— Records for this task —
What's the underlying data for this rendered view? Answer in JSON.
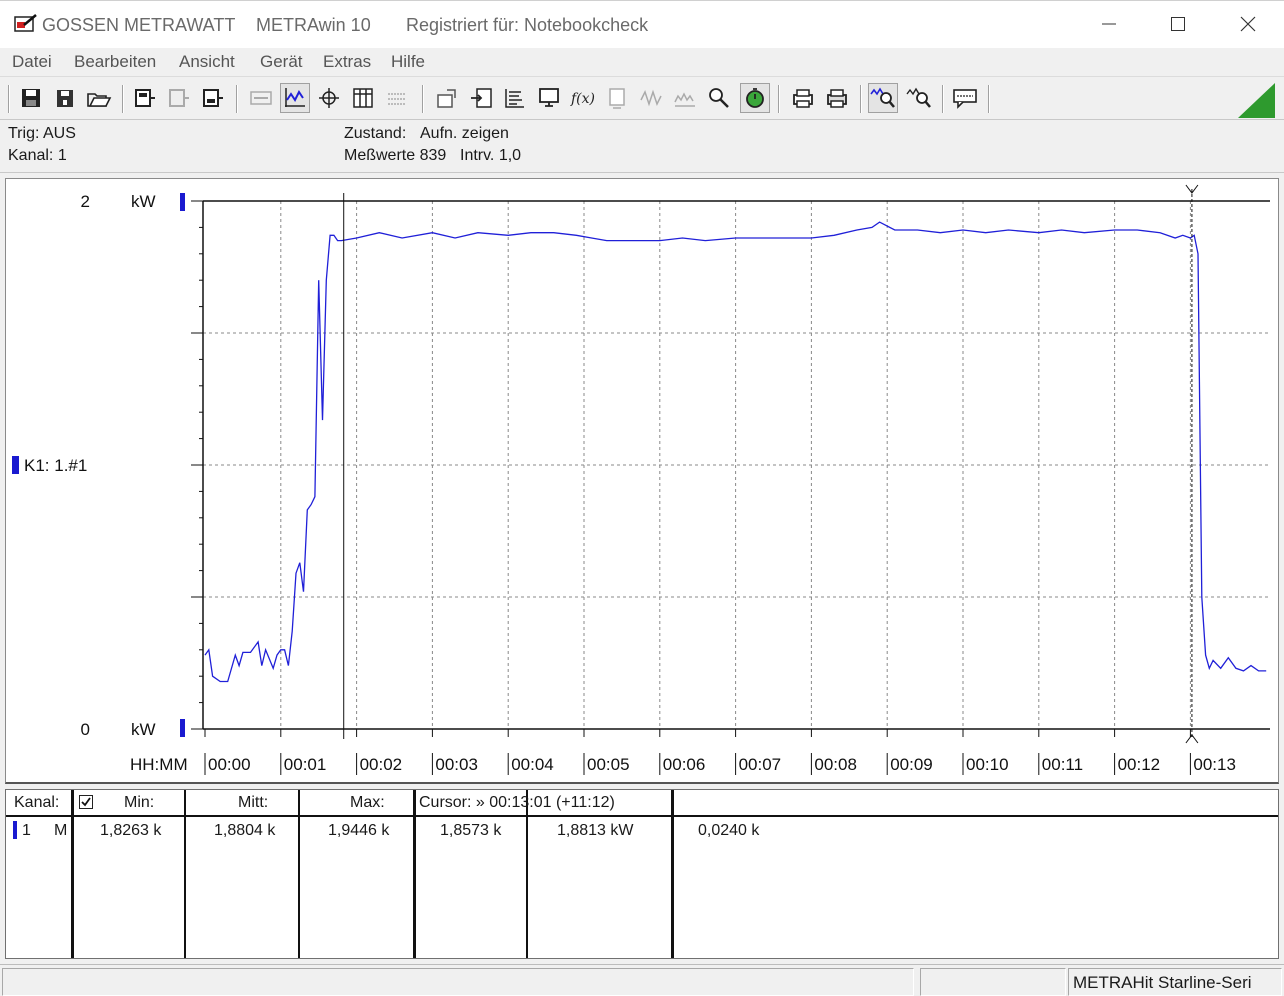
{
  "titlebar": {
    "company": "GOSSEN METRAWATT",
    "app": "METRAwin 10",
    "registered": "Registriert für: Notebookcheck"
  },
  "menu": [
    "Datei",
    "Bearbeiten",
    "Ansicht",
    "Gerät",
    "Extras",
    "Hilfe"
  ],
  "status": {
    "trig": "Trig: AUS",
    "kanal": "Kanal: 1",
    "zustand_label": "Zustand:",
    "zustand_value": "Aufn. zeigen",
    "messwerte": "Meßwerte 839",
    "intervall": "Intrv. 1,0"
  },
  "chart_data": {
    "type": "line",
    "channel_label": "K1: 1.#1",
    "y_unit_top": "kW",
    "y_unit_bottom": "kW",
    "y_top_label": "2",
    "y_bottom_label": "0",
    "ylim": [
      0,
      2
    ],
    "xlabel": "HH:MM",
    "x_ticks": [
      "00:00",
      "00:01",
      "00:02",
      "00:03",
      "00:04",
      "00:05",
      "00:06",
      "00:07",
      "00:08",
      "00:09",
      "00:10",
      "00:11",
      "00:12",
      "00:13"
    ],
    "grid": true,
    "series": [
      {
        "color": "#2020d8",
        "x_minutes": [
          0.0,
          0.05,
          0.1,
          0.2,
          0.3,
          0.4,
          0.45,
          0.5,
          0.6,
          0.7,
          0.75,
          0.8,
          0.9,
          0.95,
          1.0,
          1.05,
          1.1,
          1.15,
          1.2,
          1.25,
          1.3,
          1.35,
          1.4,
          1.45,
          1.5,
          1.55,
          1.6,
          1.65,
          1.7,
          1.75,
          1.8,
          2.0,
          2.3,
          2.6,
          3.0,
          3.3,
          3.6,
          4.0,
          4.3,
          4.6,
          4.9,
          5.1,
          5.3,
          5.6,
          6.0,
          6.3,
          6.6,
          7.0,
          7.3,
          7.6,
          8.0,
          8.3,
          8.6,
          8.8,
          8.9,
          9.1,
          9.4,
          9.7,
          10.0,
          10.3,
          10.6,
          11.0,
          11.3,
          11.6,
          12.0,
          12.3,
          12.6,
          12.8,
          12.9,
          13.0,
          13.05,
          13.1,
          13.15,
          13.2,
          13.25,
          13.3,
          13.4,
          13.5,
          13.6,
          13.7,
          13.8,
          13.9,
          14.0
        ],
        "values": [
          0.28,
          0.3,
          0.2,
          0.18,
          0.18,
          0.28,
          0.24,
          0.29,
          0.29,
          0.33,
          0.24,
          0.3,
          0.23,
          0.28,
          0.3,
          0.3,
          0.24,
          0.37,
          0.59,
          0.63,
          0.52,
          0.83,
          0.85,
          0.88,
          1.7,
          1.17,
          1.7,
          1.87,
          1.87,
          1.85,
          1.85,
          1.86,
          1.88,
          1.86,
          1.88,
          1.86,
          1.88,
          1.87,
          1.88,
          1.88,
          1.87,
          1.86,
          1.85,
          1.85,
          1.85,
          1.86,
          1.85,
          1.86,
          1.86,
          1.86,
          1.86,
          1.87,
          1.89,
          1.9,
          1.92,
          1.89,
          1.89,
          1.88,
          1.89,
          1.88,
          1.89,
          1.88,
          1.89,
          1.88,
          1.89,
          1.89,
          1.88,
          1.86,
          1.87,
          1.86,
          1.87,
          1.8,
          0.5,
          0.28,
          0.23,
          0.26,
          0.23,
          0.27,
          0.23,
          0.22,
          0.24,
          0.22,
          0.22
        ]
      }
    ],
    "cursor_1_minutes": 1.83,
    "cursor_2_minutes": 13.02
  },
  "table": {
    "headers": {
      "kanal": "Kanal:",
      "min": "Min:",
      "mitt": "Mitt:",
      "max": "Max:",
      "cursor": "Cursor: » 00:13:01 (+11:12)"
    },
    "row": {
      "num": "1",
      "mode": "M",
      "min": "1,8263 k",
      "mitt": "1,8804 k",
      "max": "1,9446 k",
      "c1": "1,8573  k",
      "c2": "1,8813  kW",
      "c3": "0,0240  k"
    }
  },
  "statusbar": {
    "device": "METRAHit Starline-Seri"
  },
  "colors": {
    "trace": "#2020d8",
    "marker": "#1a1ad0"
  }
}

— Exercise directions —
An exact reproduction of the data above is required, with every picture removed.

— Worked solution —
What's the underlying data for this rendered view? Answer in JSON.
{
  "titlebar": {
    "company": "GOSSEN METRAWATT",
    "app": "METRAwin 10",
    "registered": "Registriert für: Notebookcheck"
  },
  "menu": [
    "Datei",
    "Bearbeiten",
    "Ansicht",
    "Gerät",
    "Extras",
    "Hilfe"
  ],
  "status": {
    "trig": "Trig: AUS",
    "kanal": "Kanal: 1",
    "zustand_label": "Zustand:",
    "zustand_value": "Aufn. zeigen",
    "messwerte": "Meßwerte 839",
    "intervall": "Intrv. 1,0"
  },
  "chart_data": {
    "type": "line",
    "channel_label": "K1: 1.#1",
    "y_unit_top": "kW",
    "y_unit_bottom": "kW",
    "y_top_label": "2",
    "y_bottom_label": "0",
    "ylim": [
      0,
      2
    ],
    "xlabel": "HH:MM",
    "x_ticks": [
      "00:00",
      "00:01",
      "00:02",
      "00:03",
      "00:04",
      "00:05",
      "00:06",
      "00:07",
      "00:08",
      "00:09",
      "00:10",
      "00:11",
      "00:12",
      "00:13"
    ],
    "grid": true,
    "series": [
      {
        "color": "#2020d8",
        "x_minutes": [
          0.0,
          0.05,
          0.1,
          0.2,
          0.3,
          0.4,
          0.45,
          0.5,
          0.6,
          0.7,
          0.75,
          0.8,
          0.9,
          0.95,
          1.0,
          1.05,
          1.1,
          1.15,
          1.2,
          1.25,
          1.3,
          1.35,
          1.4,
          1.45,
          1.5,
          1.55,
          1.6,
          1.65,
          1.7,
          1.75,
          1.8,
          2.0,
          2.3,
          2.6,
          3.0,
          3.3,
          3.6,
          4.0,
          4.3,
          4.6,
          4.9,
          5.1,
          5.3,
          5.6,
          6.0,
          6.3,
          6.6,
          7.0,
          7.3,
          7.6,
          8.0,
          8.3,
          8.6,
          8.8,
          8.9,
          9.1,
          9.4,
          9.7,
          10.0,
          10.3,
          10.6,
          11.0,
          11.3,
          11.6,
          12.0,
          12.3,
          12.6,
          12.8,
          12.9,
          13.0,
          13.05,
          13.1,
          13.15,
          13.2,
          13.25,
          13.3,
          13.4,
          13.5,
          13.6,
          13.7,
          13.8,
          13.9,
          14.0
        ],
        "values": [
          0.28,
          0.3,
          0.2,
          0.18,
          0.18,
          0.28,
          0.24,
          0.29,
          0.29,
          0.33,
          0.24,
          0.3,
          0.23,
          0.28,
          0.3,
          0.3,
          0.24,
          0.37,
          0.59,
          0.63,
          0.52,
          0.83,
          0.85,
          0.88,
          1.7,
          1.17,
          1.7,
          1.87,
          1.87,
          1.85,
          1.85,
          1.86,
          1.88,
          1.86,
          1.88,
          1.86,
          1.88,
          1.87,
          1.88,
          1.88,
          1.87,
          1.86,
          1.85,
          1.85,
          1.85,
          1.86,
          1.85,
          1.86,
          1.86,
          1.86,
          1.86,
          1.87,
          1.89,
          1.9,
          1.92,
          1.89,
          1.89,
          1.88,
          1.89,
          1.88,
          1.89,
          1.88,
          1.89,
          1.88,
          1.89,
          1.89,
          1.88,
          1.86,
          1.87,
          1.86,
          1.87,
          1.8,
          0.5,
          0.28,
          0.23,
          0.26,
          0.23,
          0.27,
          0.23,
          0.22,
          0.24,
          0.22,
          0.22
        ]
      }
    ],
    "cursor_1_minutes": 1.83,
    "cursor_2_minutes": 13.02
  },
  "table": {
    "headers": {
      "kanal": "Kanal:",
      "min": "Min:",
      "mitt": "Mitt:",
      "max": "Max:",
      "cursor": "Cursor: » 00:13:01 (+11:12)"
    },
    "row": {
      "num": "1",
      "mode": "M",
      "min": "1,8263 k",
      "mitt": "1,8804 k",
      "max": "1,9446 k",
      "c1": "1,8573  k",
      "c2": "1,8813  kW",
      "c3": "0,0240  k"
    }
  },
  "statusbar": {
    "device": "METRAHit Starline-Seri"
  },
  "colors": {
    "trace": "#2020d8",
    "marker": "#1a1ad0"
  }
}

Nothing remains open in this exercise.